_Exercise directions_
If a line in the entries below holds the string "name", copy it.

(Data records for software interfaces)
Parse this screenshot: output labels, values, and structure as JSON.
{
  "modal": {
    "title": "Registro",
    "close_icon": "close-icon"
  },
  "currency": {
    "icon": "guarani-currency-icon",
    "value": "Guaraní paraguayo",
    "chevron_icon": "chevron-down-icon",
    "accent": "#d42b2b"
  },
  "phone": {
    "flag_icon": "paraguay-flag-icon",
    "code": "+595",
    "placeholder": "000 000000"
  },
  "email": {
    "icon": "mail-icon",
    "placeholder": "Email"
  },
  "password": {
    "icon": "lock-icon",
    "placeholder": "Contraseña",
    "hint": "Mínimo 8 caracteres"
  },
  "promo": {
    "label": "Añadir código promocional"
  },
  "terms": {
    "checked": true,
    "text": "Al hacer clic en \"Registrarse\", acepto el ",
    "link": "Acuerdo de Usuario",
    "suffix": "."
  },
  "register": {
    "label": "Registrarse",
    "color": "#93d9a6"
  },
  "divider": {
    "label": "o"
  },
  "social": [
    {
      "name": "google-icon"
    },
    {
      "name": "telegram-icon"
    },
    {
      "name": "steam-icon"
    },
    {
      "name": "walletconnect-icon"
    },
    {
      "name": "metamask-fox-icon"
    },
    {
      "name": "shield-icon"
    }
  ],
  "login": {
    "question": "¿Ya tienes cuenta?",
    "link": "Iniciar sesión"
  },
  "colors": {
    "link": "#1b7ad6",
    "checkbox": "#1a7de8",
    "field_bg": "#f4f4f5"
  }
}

_Final answer_
      "name": "google-icon"
      "name": "telegram-icon"
      "name": "steam-icon"
      "name": "walletconnect-icon"
      "name": "metamask-fox-icon"
      "name": "shield-icon"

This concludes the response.